So, your taxes are either filed or extended. How did you fare with the new tax law? Much has been written about the impact of the new federal tax law on allowable itemized deductions. Between the increased standard deduction and major changes to popular areas such as state and local taxes (SALT) and miscellaneous itemized deductions, many taxpayers are finding limited options for reducing their taxable income.
One opportunity though lies in charitable giving, and one versatile tool to use is a donor-advised fund. While some people missed an opportunity set up such a fund in 2018, those that did found that they could have a significant impact on contributing to schools, hospitals and other nonprofits.
A way to take advantage of the new tax law is to “bunch” multiple years worth of charitable contributions in one tax year. In effect, you are pre-paying your charitable contributions for the next few years to receive the maximum amount of tax benefits in a single year. In subsequent years, you can simply take the much-expanded standard deduction “for free.”
For example, a married couple filing jointly that normally makes $20,000 in annual charitable contributions decided to give $60,000 in 2019 for a three-year period. By combining their $60,000 contribution with a $10,000 deduction for their local and state income taxes, they could deduct $70,000 on last year’s federal income tax returns. In 2020 and 2021, they will take the standard deduction allowed by law, which is currently $24,000.
If you decided not to set up a donor-advised fund last year, you can still do it in 2019 and reap the benefits for years down the road. To learn more, here’s a link to a guest column I wrote for the Atlanta Business Chronicle in late 2018 titled “Donor-Advised Funds Help Taxpayers Support Metro Atlanta Charities.”

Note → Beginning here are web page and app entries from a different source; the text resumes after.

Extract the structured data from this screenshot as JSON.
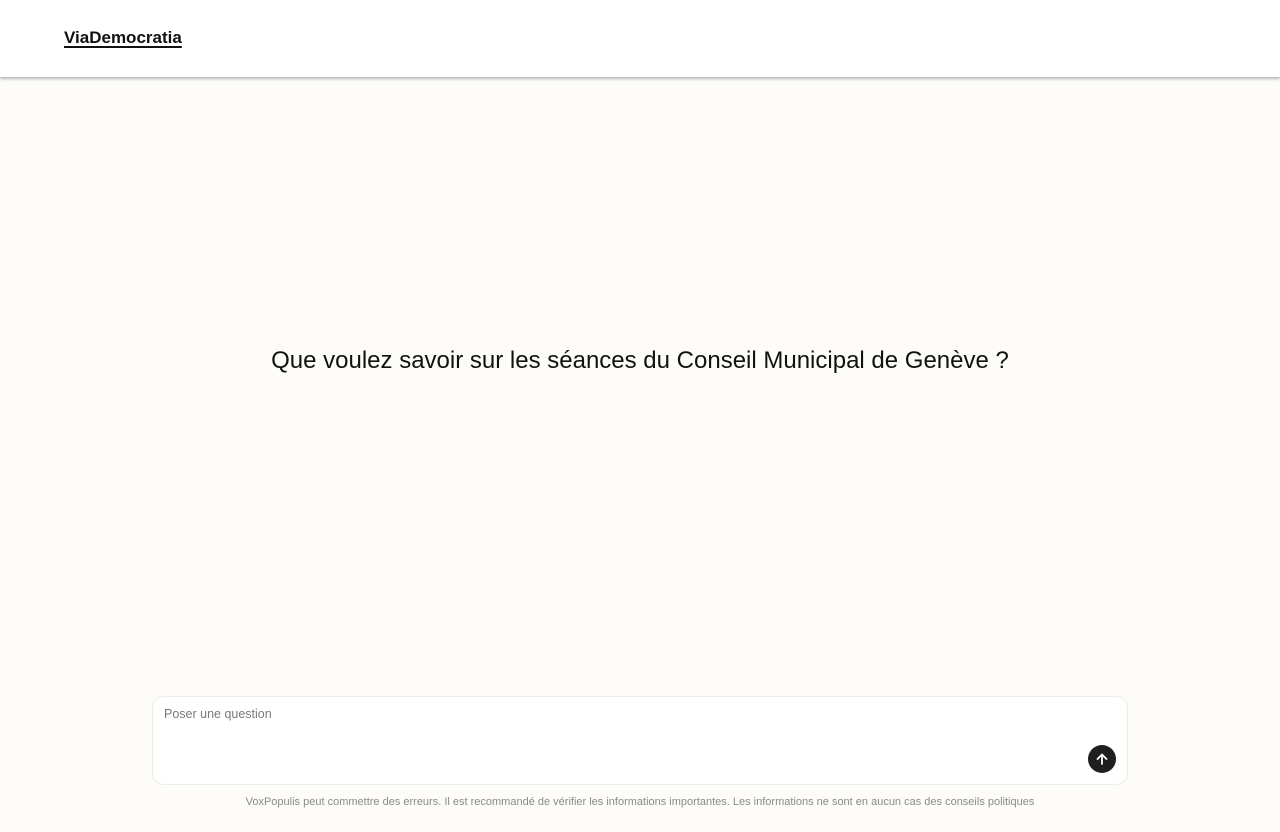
{
  "header": {
    "logo_text": "ViaDemocratia"
  },
  "main": {
    "heading": "Que voulez savoir sur les séances du Conseil Municipal de Genève ?"
  },
  "composer": {
    "placeholder": "Poser une question",
    "value": "",
    "send_icon": "arrow-up-icon"
  },
  "footer": {
    "disclaimer": "VoxPopulis peut commettre des erreurs. Il est recommandé de vérifier les informations importantes. Les informations ne sont en aucun cas des conseils politiques"
  },
  "colors": {
    "page_background": "#fdfcf8",
    "header_background": "#ffffff",
    "send_button": "#1f1f1f"
  }
}
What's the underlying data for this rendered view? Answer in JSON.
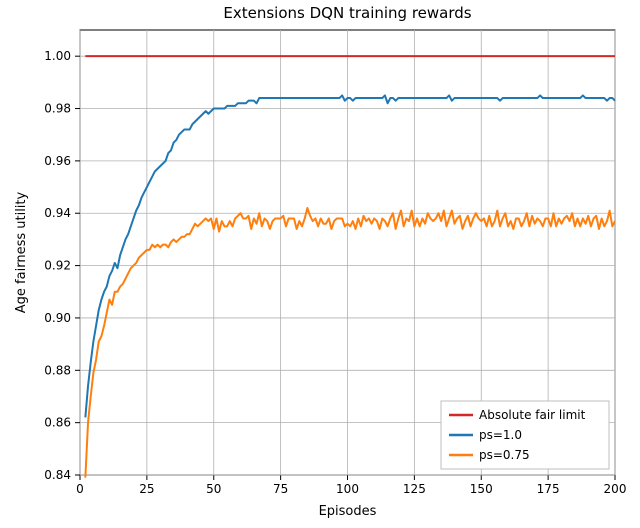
{
  "chart_data": {
    "type": "line",
    "title": "Extensions DQN training rewards",
    "xlabel": "Episodes",
    "ylabel": "Age fairness utility",
    "xlim": [
      0,
      200
    ],
    "ylim": [
      0.84,
      1.01
    ],
    "xticks": [
      0,
      25,
      50,
      75,
      100,
      125,
      150,
      175,
      200
    ],
    "yticks": [
      0.84,
      0.86,
      0.88,
      0.9,
      0.92,
      0.94,
      0.96,
      0.98,
      1.0
    ],
    "x": [
      2,
      3,
      4,
      5,
      6,
      7,
      8,
      9,
      10,
      11,
      12,
      13,
      14,
      15,
      16,
      17,
      18,
      19,
      20,
      21,
      22,
      23,
      24,
      25,
      26,
      27,
      28,
      29,
      30,
      31,
      32,
      33,
      34,
      35,
      36,
      37,
      38,
      39,
      40,
      41,
      42,
      43,
      44,
      45,
      46,
      47,
      48,
      49,
      50,
      51,
      52,
      53,
      54,
      55,
      56,
      57,
      58,
      59,
      60,
      61,
      62,
      63,
      64,
      65,
      66,
      67,
      68,
      69,
      70,
      71,
      72,
      73,
      74,
      75,
      76,
      77,
      78,
      79,
      80,
      81,
      82,
      83,
      84,
      85,
      86,
      87,
      88,
      89,
      90,
      91,
      92,
      93,
      94,
      95,
      96,
      97,
      98,
      99,
      100,
      101,
      102,
      103,
      104,
      105,
      106,
      107,
      108,
      109,
      110,
      111,
      112,
      113,
      114,
      115,
      116,
      117,
      118,
      119,
      120,
      121,
      122,
      123,
      124,
      125,
      126,
      127,
      128,
      129,
      130,
      131,
      132,
      133,
      134,
      135,
      136,
      137,
      138,
      139,
      140,
      141,
      142,
      143,
      144,
      145,
      146,
      147,
      148,
      149,
      150,
      151,
      152,
      153,
      154,
      155,
      156,
      157,
      158,
      159,
      160,
      161,
      162,
      163,
      164,
      165,
      166,
      167,
      168,
      169,
      170,
      171,
      172,
      173,
      174,
      175,
      176,
      177,
      178,
      179,
      180,
      181,
      182,
      183,
      184,
      185,
      186,
      187,
      188,
      189,
      190,
      191,
      192,
      193,
      194,
      195,
      196,
      197,
      198,
      199,
      200
    ],
    "series": [
      {
        "name": "Absolute fair limit",
        "color": "#d62728",
        "values": [
          1.0,
          1.0,
          1.0,
          1.0,
          1.0,
          1.0,
          1.0,
          1.0,
          1.0,
          1.0,
          1.0,
          1.0,
          1.0,
          1.0,
          1.0,
          1.0,
          1.0,
          1.0,
          1.0,
          1.0,
          1.0,
          1.0,
          1.0,
          1.0,
          1.0,
          1.0,
          1.0,
          1.0,
          1.0,
          1.0,
          1.0,
          1.0,
          1.0,
          1.0,
          1.0,
          1.0,
          1.0,
          1.0,
          1.0,
          1.0,
          1.0,
          1.0,
          1.0,
          1.0,
          1.0,
          1.0,
          1.0,
          1.0,
          1.0,
          1.0,
          1.0,
          1.0,
          1.0,
          1.0,
          1.0,
          1.0,
          1.0,
          1.0,
          1.0,
          1.0,
          1.0,
          1.0,
          1.0,
          1.0,
          1.0,
          1.0,
          1.0,
          1.0,
          1.0,
          1.0,
          1.0,
          1.0,
          1.0,
          1.0,
          1.0,
          1.0,
          1.0,
          1.0,
          1.0,
          1.0,
          1.0,
          1.0,
          1.0,
          1.0,
          1.0,
          1.0,
          1.0,
          1.0,
          1.0,
          1.0,
          1.0,
          1.0,
          1.0,
          1.0,
          1.0,
          1.0,
          1.0,
          1.0,
          1.0,
          1.0,
          1.0,
          1.0,
          1.0,
          1.0,
          1.0,
          1.0,
          1.0,
          1.0,
          1.0,
          1.0,
          1.0,
          1.0,
          1.0,
          1.0,
          1.0,
          1.0,
          1.0,
          1.0,
          1.0,
          1.0,
          1.0,
          1.0,
          1.0,
          1.0,
          1.0,
          1.0,
          1.0,
          1.0,
          1.0,
          1.0,
          1.0,
          1.0,
          1.0,
          1.0,
          1.0,
          1.0,
          1.0,
          1.0,
          1.0,
          1.0,
          1.0,
          1.0,
          1.0,
          1.0,
          1.0,
          1.0,
          1.0,
          1.0,
          1.0,
          1.0,
          1.0,
          1.0,
          1.0,
          1.0,
          1.0,
          1.0,
          1.0,
          1.0,
          1.0,
          1.0,
          1.0,
          1.0,
          1.0,
          1.0,
          1.0,
          1.0,
          1.0,
          1.0,
          1.0,
          1.0,
          1.0,
          1.0,
          1.0,
          1.0,
          1.0,
          1.0,
          1.0,
          1.0,
          1.0,
          1.0,
          1.0,
          1.0,
          1.0,
          1.0,
          1.0,
          1.0,
          1.0,
          1.0,
          1.0,
          1.0,
          1.0,
          1.0,
          1.0,
          1.0,
          1.0,
          1.0,
          1.0,
          1.0,
          1.0
        ]
      },
      {
        "name": "ps=1.0",
        "color": "#1f77b4",
        "values": [
          0.862,
          0.874,
          0.883,
          0.891,
          0.897,
          0.903,
          0.907,
          0.91,
          0.912,
          0.916,
          0.918,
          0.921,
          0.919,
          0.924,
          0.927,
          0.93,
          0.932,
          0.935,
          0.938,
          0.941,
          0.943,
          0.946,
          0.948,
          0.95,
          0.952,
          0.954,
          0.956,
          0.957,
          0.958,
          0.959,
          0.96,
          0.963,
          0.964,
          0.967,
          0.968,
          0.97,
          0.971,
          0.972,
          0.972,
          0.972,
          0.974,
          0.975,
          0.976,
          0.977,
          0.978,
          0.979,
          0.978,
          0.979,
          0.98,
          0.98,
          0.98,
          0.98,
          0.98,
          0.981,
          0.981,
          0.981,
          0.981,
          0.982,
          0.982,
          0.982,
          0.982,
          0.983,
          0.983,
          0.983,
          0.982,
          0.984,
          0.984,
          0.984,
          0.984,
          0.984,
          0.984,
          0.984,
          0.984,
          0.984,
          0.984,
          0.984,
          0.984,
          0.984,
          0.984,
          0.984,
          0.984,
          0.984,
          0.984,
          0.984,
          0.984,
          0.984,
          0.984,
          0.984,
          0.984,
          0.984,
          0.984,
          0.984,
          0.984,
          0.984,
          0.984,
          0.984,
          0.985,
          0.983,
          0.984,
          0.984,
          0.983,
          0.984,
          0.984,
          0.984,
          0.984,
          0.984,
          0.984,
          0.984,
          0.984,
          0.984,
          0.984,
          0.984,
          0.985,
          0.982,
          0.984,
          0.984,
          0.983,
          0.984,
          0.984,
          0.984,
          0.984,
          0.984,
          0.984,
          0.984,
          0.984,
          0.984,
          0.984,
          0.984,
          0.984,
          0.984,
          0.984,
          0.984,
          0.984,
          0.984,
          0.984,
          0.984,
          0.985,
          0.983,
          0.984,
          0.984,
          0.984,
          0.984,
          0.984,
          0.984,
          0.984,
          0.984,
          0.984,
          0.984,
          0.984,
          0.984,
          0.984,
          0.984,
          0.984,
          0.984,
          0.984,
          0.983,
          0.984,
          0.984,
          0.984,
          0.984,
          0.984,
          0.984,
          0.984,
          0.984,
          0.984,
          0.984,
          0.984,
          0.984,
          0.984,
          0.984,
          0.985,
          0.984,
          0.984,
          0.984,
          0.984,
          0.984,
          0.984,
          0.984,
          0.984,
          0.984,
          0.984,
          0.984,
          0.984,
          0.984,
          0.984,
          0.984,
          0.985,
          0.984,
          0.984,
          0.984,
          0.984,
          0.984,
          0.984,
          0.984,
          0.984,
          0.983,
          0.984,
          0.984,
          0.983
        ]
      },
      {
        "name": "ps=0.75",
        "color": "#ff7f0e",
        "values": [
          0.839,
          0.86,
          0.87,
          0.879,
          0.884,
          0.891,
          0.893,
          0.897,
          0.902,
          0.907,
          0.905,
          0.91,
          0.91,
          0.912,
          0.913,
          0.915,
          0.917,
          0.919,
          0.92,
          0.921,
          0.923,
          0.924,
          0.925,
          0.926,
          0.926,
          0.928,
          0.927,
          0.928,
          0.927,
          0.928,
          0.928,
          0.927,
          0.929,
          0.93,
          0.929,
          0.93,
          0.931,
          0.931,
          0.932,
          0.932,
          0.934,
          0.936,
          0.935,
          0.936,
          0.937,
          0.938,
          0.937,
          0.938,
          0.934,
          0.938,
          0.933,
          0.937,
          0.935,
          0.935,
          0.937,
          0.935,
          0.938,
          0.939,
          0.94,
          0.938,
          0.938,
          0.939,
          0.934,
          0.938,
          0.936,
          0.94,
          0.935,
          0.938,
          0.937,
          0.934,
          0.937,
          0.938,
          0.938,
          0.938,
          0.939,
          0.935,
          0.938,
          0.938,
          0.938,
          0.934,
          0.937,
          0.935,
          0.938,
          0.942,
          0.939,
          0.937,
          0.938,
          0.935,
          0.938,
          0.936,
          0.936,
          0.938,
          0.934,
          0.937,
          0.938,
          0.938,
          0.938,
          0.935,
          0.936,
          0.935,
          0.937,
          0.934,
          0.938,
          0.935,
          0.939,
          0.937,
          0.938,
          0.936,
          0.938,
          0.937,
          0.934,
          0.938,
          0.937,
          0.935,
          0.938,
          0.94,
          0.934,
          0.938,
          0.941,
          0.935,
          0.938,
          0.937,
          0.941,
          0.935,
          0.938,
          0.935,
          0.938,
          0.936,
          0.94,
          0.938,
          0.937,
          0.938,
          0.94,
          0.937,
          0.941,
          0.935,
          0.938,
          0.941,
          0.936,
          0.938,
          0.939,
          0.934,
          0.937,
          0.939,
          0.935,
          0.938,
          0.94,
          0.938,
          0.937,
          0.938,
          0.935,
          0.939,
          0.935,
          0.937,
          0.941,
          0.935,
          0.938,
          0.94,
          0.935,
          0.937,
          0.934,
          0.938,
          0.938,
          0.935,
          0.937,
          0.94,
          0.935,
          0.939,
          0.936,
          0.938,
          0.937,
          0.935,
          0.938,
          0.938,
          0.935,
          0.94,
          0.935,
          0.938,
          0.936,
          0.938,
          0.939,
          0.937,
          0.94,
          0.935,
          0.938,
          0.935,
          0.938,
          0.936,
          0.939,
          0.935,
          0.938,
          0.939,
          0.934,
          0.938,
          0.935,
          0.937,
          0.941,
          0.935,
          0.937
        ]
      }
    ],
    "legend": {
      "position": "lower right",
      "entries": [
        "Absolute fair limit",
        "ps=1.0",
        "ps=0.75"
      ]
    }
  }
}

For anyone that wants to learn more about this strategy, please contact me at Charlie.Jordan@Brightworth.comfor more information.